Create a service object by invoking the getService( ) method from the connection object returned by createGatewayConnection( ). The service object is the object returned by getService( ). Then call the service function (any function defined for the service) as a method of the service object.
The first step in calling a service function from a Flash movie is to create a connection object (see the Introduction and Recipe 20.1 for more information about this). For example:
#include "NetServices.as" NetServices.setDefaultGatewayURL("http://localhost/flashservices/gateway"); myConnection = NetServices.createGatewayConnection( );
Once you have created the connection object, you can create an object that maps to any service available through the specified gateway using the getService( ) method. There are two variations when using the getService( ) method. In the first variation, you specify a single response object to handle responses from all functions invoked on the object. In the second variation, instead of specifying the response object when invoking getService( ), you specify it as the first parameter each time you invoke a service function.
Both variations require that you provide the name of the service as it is known to the Flash Remoting gateway. A service is known by the URL that accesses the service. See the Introduction and Recipe 20.2, Recipe 20.3, and Recipe 20.4 for more details on determining the correct service name.
In the first variation, you also need to provide a reference to an object that will handle the response by default (called the response object). In this variation, the response object should be an object with named result functions (see Recipe 20.7 for details on how to handle results using named result functions). By convention, the object is the same object within which the service object is defined (see also Recipe 20.7 for more details on service objects).
// Create a service object that maps to a service named serviceName and set this (the // same object within which the service object is defined) to handle the response. myService = myConnection.getService("serviceName", this);
Notice that the service object is returned by getService( ), and the response object is optionally passed to getService( ) to handle the response. After obtaining the service object with getService( ), based on the service name, you can invoke any service function as a method of the service object. If the service function expects parameters, you can pass the parameters to it just as with any other method invocation.
// Call a service function named serviceFunction0 with no parameters. myService.serviceFunction0( ); // Call a service function named serviceFunction1 with // two parameters: a string and a Boolean. myService.serviceFuncton1("param value", true);
In the alternative approach, when calling the getService( ) method, you don't specify a response object to handle the response. Instead, with this variation, you specify the response object as the first parameter when invoking a service function. However, the response object parameter is not sent to the service function.
// Create the service object without specifying the response object. myService = myConnection.getService("serviceName"); // Call serviceFunction0, specifying that myResponseObject should handle the results, // but do not pass any additional parameters. myResponseObject is not sent to the // service function. myService.serviceFunction0(myResponseObject); // Call serviceFunction1, specifying that myResponseObject should handle the results, // and pass two additional parameters. myResponseObject is not sent to the service // function, but the string and Boolean values are sent. myService.serviceFunction1(myResponseObject, "param value", true);
In this variation, the response object should contain an onResult( ) method, as described in Recipe 20.7.

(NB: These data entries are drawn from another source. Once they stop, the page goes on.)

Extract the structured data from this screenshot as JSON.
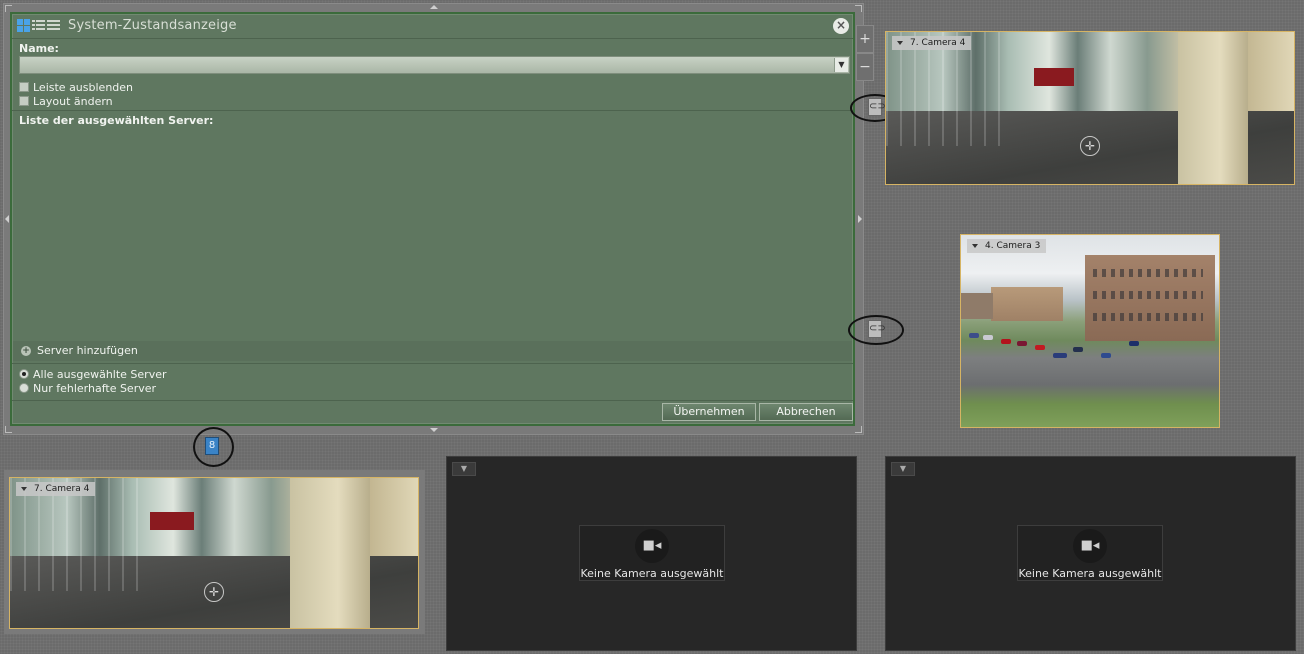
{
  "dialog": {
    "title": "System-Zustandsanzeige",
    "close_label": "×",
    "name_label": "Name:",
    "name_value": "",
    "checkbox_hide_bar": "Leiste ausblenden",
    "checkbox_change_layout": "Layout ändern",
    "server_list_label": "Liste der ausgewählten Server:",
    "add_server_label": "Server hinzufügen",
    "radio_all": "Alle ausgewählte Server",
    "radio_faulty": "Nur fehlerhafte Server",
    "apply_button": "Übernehmen",
    "cancel_button": "Abbrechen"
  },
  "zoom": {
    "plus": "+",
    "minus": "−"
  },
  "cameras": {
    "top_right": {
      "label": "7. Camera 4"
    },
    "middle_right": {
      "label": "4. Camera 3"
    },
    "bottom_left": {
      "label": "7. Camera 4"
    }
  },
  "empty_tiles": {
    "center": {
      "text": "Keine Kamera ausgewählt"
    },
    "right": {
      "text": "Keine Kamera ausgewählt"
    }
  },
  "colors": {
    "dialog_bg": "#5f7760",
    "dialog_border": "#3b6b3b",
    "camera_border": "#d6b464",
    "empty_tile_bg": "#272727"
  }
}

In most cases, the second variation?in which the response object is specified as the first parameter when calling a service function?is the better choice. This option enables you to specify different response objects for each service function call (something you cannot do using the first variation, in which the service object is set when calling getService( )).
It is worth noting that you must always declare a response object, either when calling the getService( ) method or in the service function invocation. This is true even if the service function does not return any result. Also, you should never try to define a response object in both places. Doing so will only create errors.
Recipe 20.7, Recipe 20.9, Recipe 20.10, and Recipe 20.13